Scan the entries for "size". Every line that holds it is to be copied.
[[ MATERIAL PROVIDED open ]]
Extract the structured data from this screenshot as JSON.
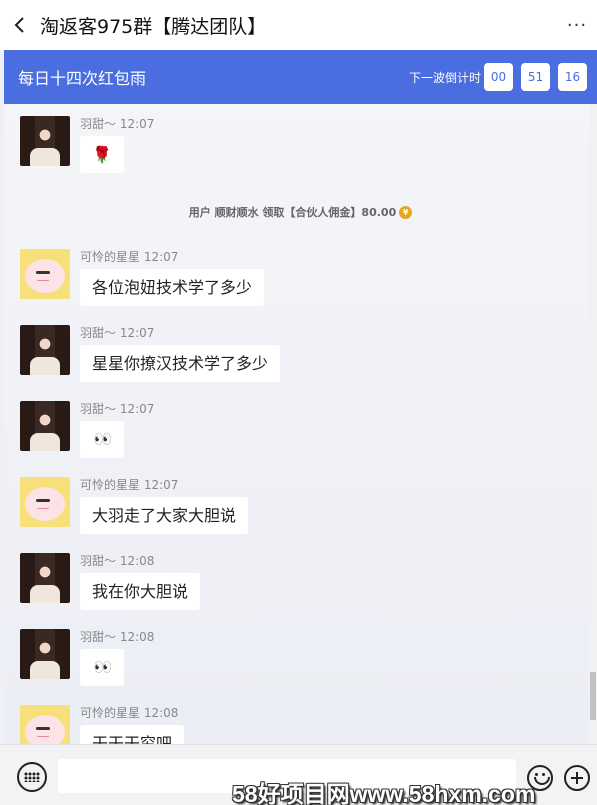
{
  "header": {
    "title": "淘返客975群【腾达团队】",
    "back_icon": "back-icon",
    "more_label": "···"
  },
  "banner": {
    "title": "每日十四次红包雨",
    "countdown_label": "下一波倒计时",
    "countdown": {
      "hours": "00",
      "minutes": "51",
      "seconds": "16"
    },
    "color": "#4a6ee0"
  },
  "messages": [
    {
      "sender": "羽甜～",
      "time": "12:07",
      "avatar": "girl-avatar",
      "content": "🌹",
      "kind": "emoji"
    },
    {
      "sender": "可怜的星星",
      "time": "12:07",
      "avatar": "pig-avatar",
      "content": "各位泡妞技术学了多少",
      "kind": "text"
    },
    {
      "sender": "羽甜～",
      "time": "12:07",
      "avatar": "girl-avatar",
      "content": "星星你撩汉技术学了多少",
      "kind": "text"
    },
    {
      "sender": "羽甜～",
      "time": "12:07",
      "avatar": "girl-avatar",
      "content": "👀",
      "kind": "emoji"
    },
    {
      "sender": "可怜的星星",
      "time": "12:07",
      "avatar": "pig-avatar",
      "content": "大羽走了大家大胆说",
      "kind": "text"
    },
    {
      "sender": "羽甜～",
      "time": "12:08",
      "avatar": "girl-avatar",
      "content": "我在你大胆说",
      "kind": "text"
    },
    {
      "sender": "羽甜～",
      "time": "12:08",
      "avatar": "girl-avatar",
      "content": "👀",
      "kind": "emoji"
    },
    {
      "sender": "可怜的星星",
      "time": "12:08",
      "avatar": "pig-avatar",
      "content": "干干干穷吧",
      "kind": "text"
    }
  ],
  "system_notice": {
    "text": "用户 顺财顺水 领取【合伙人佣金】80.00",
    "coin_icon": "coin-icon"
  },
  "input_bar": {
    "placeholder": "",
    "keyboard_icon": "keyboard-icon",
    "emoji_icon": "smiley-icon",
    "plus_icon": "plus-icon"
  },
  "watermark": "58好项目网www.58hxm.com"
}
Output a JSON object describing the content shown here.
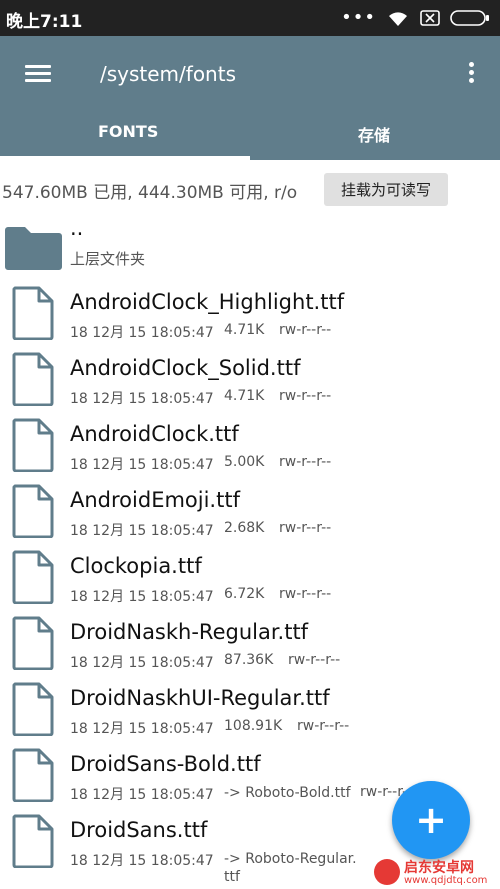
{
  "statusbar": {
    "time": "晚上7:11",
    "icons": [
      "signal-dots-icon",
      "wifi-icon",
      "sim-disabled-icon",
      "battery-icon"
    ]
  },
  "appbar": {
    "title": "/system/fonts",
    "tabs": [
      {
        "label": "FONTS",
        "selected": true
      },
      {
        "label": "存储",
        "selected": false
      }
    ],
    "color": "#607d8b"
  },
  "storage": {
    "summary": "547.60MB 已用, 444.30MB 可用, r/o",
    "mount_label": "挂载为可读写"
  },
  "parent": {
    "name": "..",
    "subtitle": "上层文件夹"
  },
  "files": [
    {
      "name": "AndroidClock_Highlight.ttf",
      "date": "18 12月 15 18:05:47",
      "size": "4.71K",
      "perm": "rw-r--r--"
    },
    {
      "name": "AndroidClock_Solid.ttf",
      "date": "18 12月 15 18:05:47",
      "size": "4.71K",
      "perm": "rw-r--r--"
    },
    {
      "name": "AndroidClock.ttf",
      "date": "18 12月 15 18:05:47",
      "size": "5.00K",
      "perm": "rw-r--r--"
    },
    {
      "name": "AndroidEmoji.ttf",
      "date": "18 12月 15 18:05:47",
      "size": "2.68K",
      "perm": "rw-r--r--"
    },
    {
      "name": "Clockopia.ttf",
      "date": "18 12月 15 18:05:47",
      "size": "6.72K",
      "perm": "rw-r--r--"
    },
    {
      "name": "DroidNaskh-Regular.ttf",
      "date": "18 12月 15 18:05:47",
      "size": "87.36K",
      "perm": "rw-r--r--"
    },
    {
      "name": "DroidNaskhUI-Regular.ttf",
      "date": "18 12月 15 18:05:47",
      "size": "108.91K",
      "perm": "rw-r--r--"
    },
    {
      "name": "DroidSans-Bold.ttf",
      "date": "18 12月 15 18:05:47",
      "link": "-> Roboto-Bold.ttf",
      "perm": "rw-r--r--"
    },
    {
      "name": "DroidSans.ttf",
      "date": "18 12月 15 18:05:47",
      "link": "-> Roboto-Regular.ttf",
      "perm": ""
    }
  ],
  "fab": {
    "label": "+",
    "color": "#2196f3"
  },
  "watermark": {
    "title": "启东安卓网",
    "url": "www.qdjdtq.com"
  }
}
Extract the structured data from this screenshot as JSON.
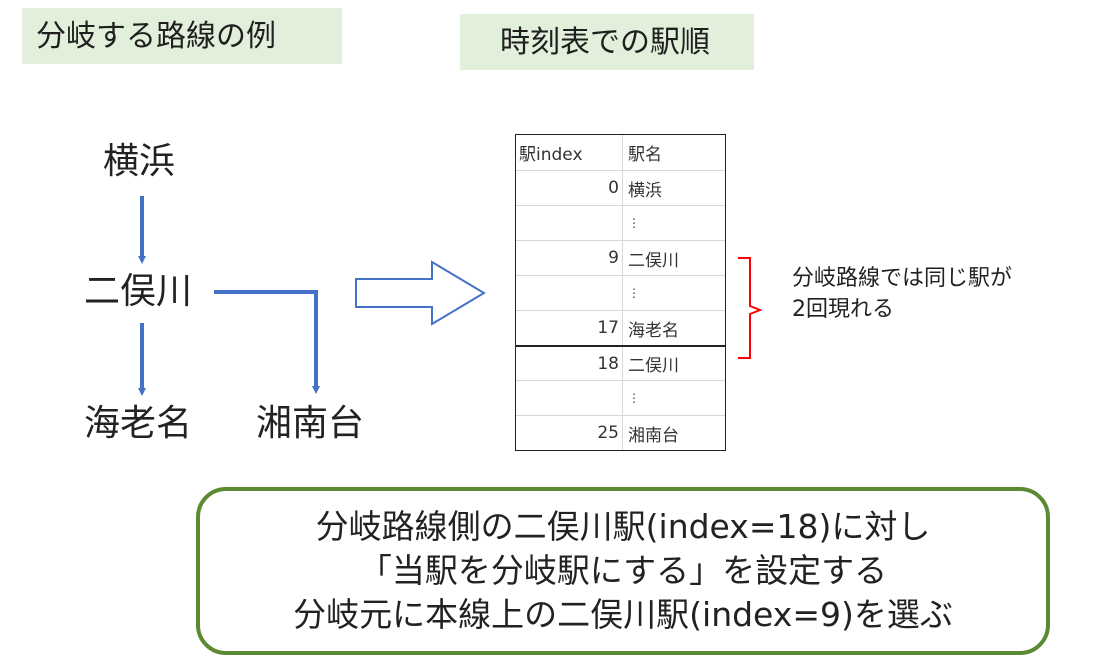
{
  "titles": {
    "left": "分岐する路線の例",
    "right": "時刻表での駅順"
  },
  "diagram": {
    "stations": {
      "yokohama": "横浜",
      "futamatagawa": "二俣川",
      "ebina": "海老名",
      "shonandai": "湘南台"
    },
    "colors": {
      "arrow": "#4472c4",
      "highlight": "#ff0000",
      "title_bg": "#e2efda",
      "box_border": "#5b8a33"
    }
  },
  "timetable": {
    "headers": [
      "駅index",
      "駅名"
    ],
    "rows": [
      {
        "index": "0",
        "name": "横浜"
      },
      {
        "index": "",
        "name": "⋮"
      },
      {
        "index": "9",
        "name": "二俣川"
      },
      {
        "index": "",
        "name": "⋮"
      },
      {
        "index": "17",
        "name": "海老名"
      },
      {
        "index": "18",
        "name": "二俣川"
      },
      {
        "index": "",
        "name": "⋮"
      },
      {
        "index": "25",
        "name": "湘南台"
      }
    ]
  },
  "note": {
    "line1": "分岐路線では同じ駅が",
    "line2": "2回現れる"
  },
  "action": {
    "line1": "分岐路線側の二俣川駅(index=18)に対し",
    "line2": "「当駅を分岐駅にする」を設定する",
    "line3": "分岐元に本線上の二俣川駅(index=9)を選ぶ"
  }
}
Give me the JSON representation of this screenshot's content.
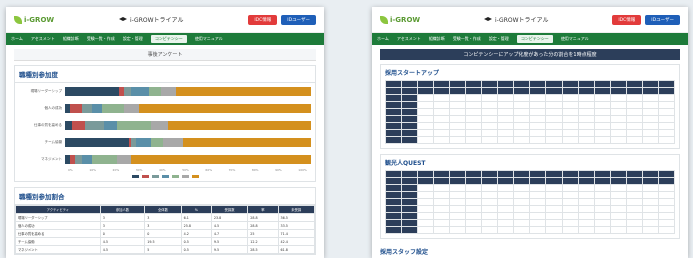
{
  "screen1": {
    "logo_text": "i-GROW",
    "app_title": "i-GROWトライアル",
    "btn_red": "IDC情報",
    "btn_blue": "IDユーザー",
    "nav": [
      "ホーム",
      "アセスメント",
      "組織診断",
      "受験一覧・作成",
      "設定・管理",
      "コンピテンシー",
      "使用マニュアル"
    ],
    "page_title": "事後アンケート",
    "panel1_title": "職種別参加度",
    "rows": [
      {
        "label": "現場リーダーシップ",
        "segs": [
          0.22,
          0.02,
          0.03,
          0.07,
          0.05,
          0.06,
          0.55
        ]
      },
      {
        "label": "個人の成功",
        "segs": [
          0.02,
          0.05,
          0.04,
          0.04,
          0.09,
          0.06,
          0.7
        ]
      },
      {
        "label": "仕事の質を高める",
        "segs": [
          0.03,
          0.05,
          0.08,
          0.05,
          0.14,
          0.07,
          0.58
        ]
      },
      {
        "label": "チーム協働",
        "segs": [
          0.26,
          0.01,
          0.02,
          0.06,
          0.05,
          0.08,
          0.52
        ]
      },
      {
        "label": "マネジメント",
        "segs": [
          0.02,
          0.02,
          0.03,
          0.04,
          0.1,
          0.06,
          0.73
        ]
      }
    ],
    "xticks": [
      "0%",
      "10%",
      "20%",
      "30%",
      "40%",
      "50%",
      "60%",
      "70%",
      "80%",
      "90%",
      "100%"
    ],
    "panel2_title": "職種別参加割合",
    "table_headers": [
      "アクティビティ",
      "参加人数",
      "全体数",
      "%",
      "受講数",
      "率",
      "未受講"
    ],
    "table_rows": [
      [
        "現場リーダーシップ",
        "3",
        "3",
        "6.1",
        "23.8",
        "28.8",
        "36.5"
      ],
      [
        "個人の成功",
        "3",
        "3",
        "25.8",
        "4.5",
        "28.8",
        "33.5"
      ],
      [
        "仕事の質を高める",
        "0",
        "0",
        "4.2",
        "4.7",
        "25",
        "71.4"
      ],
      [
        "チーム協働",
        "4.5",
        "19.5",
        "0.5",
        "9.5",
        "12.2",
        "42.4"
      ],
      [
        "マネジメント",
        "4.5",
        "5",
        "0.5",
        "9.5",
        "28.5",
        "61.8"
      ]
    ]
  },
  "screen2": {
    "logo_text": "i-GROW",
    "app_title": "i-GROWトライアル",
    "btn_red": "IDC情報",
    "btn_blue": "IDユーザー",
    "nav": [
      "ホーム",
      "アセスメント",
      "組織診断",
      "受験一覧・作成",
      "設定・管理",
      "コンピテンシー",
      "使用マニュアル"
    ],
    "banner": "コンピテンシーにアップ化度があった分の割合を1時点程度",
    "sec1_title": "採用スタートアップ",
    "sec2_title": "観光人QUEST",
    "sec3_title": "採用スタッフ設定"
  },
  "colors": {
    "green": "#1e7b3a",
    "navy": "#2c3e5a",
    "red": "#e23b3b",
    "blue": "#1f5fb8"
  },
  "seg_colors": [
    "#2c4a63",
    "#c0504d",
    "#7a9a9a",
    "#5a8fa8",
    "#8fb38f",
    "#a8a8a8",
    "#d4901e"
  ]
}
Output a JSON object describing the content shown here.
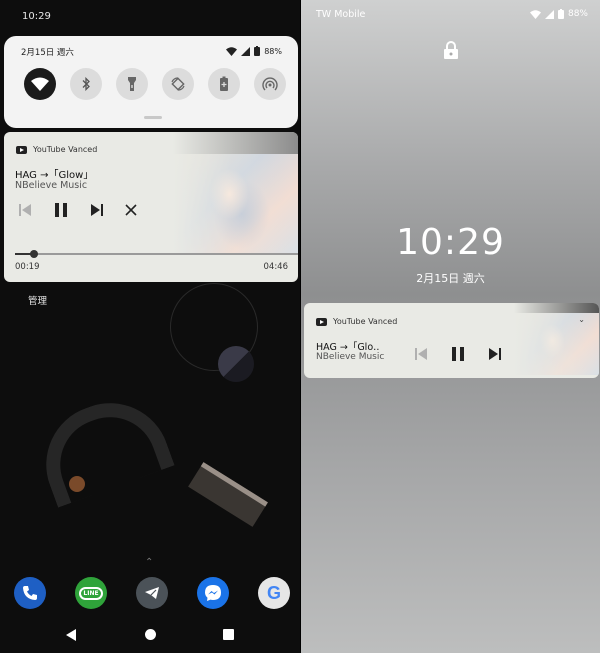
{
  "left": {
    "status_time": "10:29",
    "quick_settings": {
      "date": "2月15日 週六",
      "battery": "88%",
      "tiles": [
        {
          "name": "wifi",
          "on": true
        },
        {
          "name": "bluetooth",
          "on": false
        },
        {
          "name": "flashlight",
          "on": false
        },
        {
          "name": "auto-rotate",
          "on": false
        },
        {
          "name": "battery-saver",
          "on": false
        },
        {
          "name": "hotspot",
          "on": false
        }
      ]
    },
    "notification": {
      "app": "YouTube Vanced",
      "title": "HAG →「Glow」",
      "artist": "NBelieve Music",
      "current_time": "00:19",
      "total_time": "04:46",
      "progress": 0.066
    },
    "manage_label": "管理",
    "dock": [
      {
        "name": "phone",
        "color": "#1e5fc4"
      },
      {
        "name": "line",
        "label": "LINE",
        "color": "#2fa33a"
      },
      {
        "name": "telegram",
        "color": "#4b5258"
      },
      {
        "name": "messenger",
        "color": "#1a73e8"
      },
      {
        "name": "google",
        "label": "G",
        "color": "#e6e6e6"
      }
    ]
  },
  "right": {
    "carrier": "TW Mobile",
    "battery": "88%",
    "clock": "10:29",
    "date": "2月15日 週六",
    "notification": {
      "app": "YouTube Vanced",
      "title": "HAG →「Glo‥",
      "artist": "NBelieve Music"
    }
  }
}
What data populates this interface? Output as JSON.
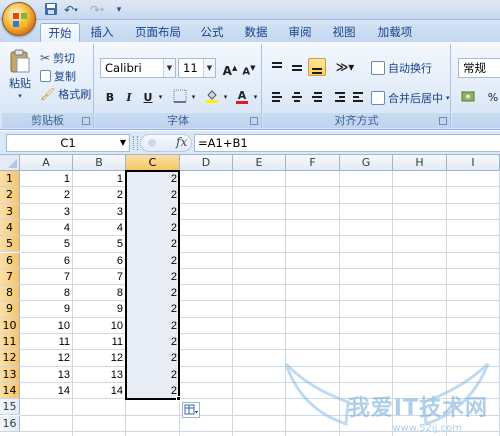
{
  "qat": {
    "save_icon": "save-icon",
    "undo_icon": "undo-icon",
    "redo_icon": "redo-icon",
    "customize": "▾"
  },
  "tabs": [
    {
      "label": "开始",
      "active": true
    },
    {
      "label": "插入"
    },
    {
      "label": "页面布局"
    },
    {
      "label": "公式"
    },
    {
      "label": "数据"
    },
    {
      "label": "审阅"
    },
    {
      "label": "视图"
    },
    {
      "label": "加载项"
    }
  ],
  "ribbon": {
    "clipboard": {
      "paste": "粘贴",
      "cut": "剪切",
      "copy": "复制",
      "format_painter": "格式刷",
      "label": "剪贴板"
    },
    "font": {
      "name": "Calibri",
      "size": "11",
      "bold": "B",
      "italic": "I",
      "underline": "U",
      "grow": "A",
      "shrink": "A",
      "label": "字体"
    },
    "alignment": {
      "wrap": "自动换行",
      "merge": "合并后居中",
      "label": "对齐方式"
    },
    "number": {
      "format": "常规",
      "percent": "%"
    }
  },
  "formula_bar": {
    "name_box": "C1",
    "fx": "fx",
    "formula": "=A1+B1"
  },
  "grid": {
    "columns": [
      "A",
      "B",
      "C",
      "D",
      "E",
      "F",
      "G",
      "H",
      "I"
    ],
    "selected_column": "C",
    "rows": [
      "1",
      "2",
      "3",
      "4",
      "5",
      "6",
      "7",
      "8",
      "9",
      "10",
      "11",
      "12",
      "13",
      "14",
      "15",
      "16"
    ],
    "data": [
      [
        "1",
        "1",
        "2"
      ],
      [
        "2",
        "2",
        "2"
      ],
      [
        "3",
        "3",
        "2"
      ],
      [
        "4",
        "4",
        "2"
      ],
      [
        "5",
        "5",
        "2"
      ],
      [
        "6",
        "6",
        "2"
      ],
      [
        "7",
        "7",
        "2"
      ],
      [
        "8",
        "8",
        "2"
      ],
      [
        "9",
        "9",
        "2"
      ],
      [
        "10",
        "10",
        "2"
      ],
      [
        "11",
        "11",
        "2"
      ],
      [
        "12",
        "12",
        "2"
      ],
      [
        "13",
        "13",
        "2"
      ],
      [
        "14",
        "14",
        "2"
      ]
    ]
  },
  "watermark": {
    "text": "我爱IT技术网",
    "url": "www.52ij.com"
  },
  "colors": {
    "selection_header": "#f7c566",
    "ribbon_text": "#15428b"
  }
}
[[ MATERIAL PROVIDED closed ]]
** FINAL ANSWER **
      "size": "4.71K",
      "size": "4.71K",
      "size": "5.00K",
      "size": "2.68K",
      "size": "6.72K",
      "size": "87.36K",
      "size": "108.91K",
      "size": "11",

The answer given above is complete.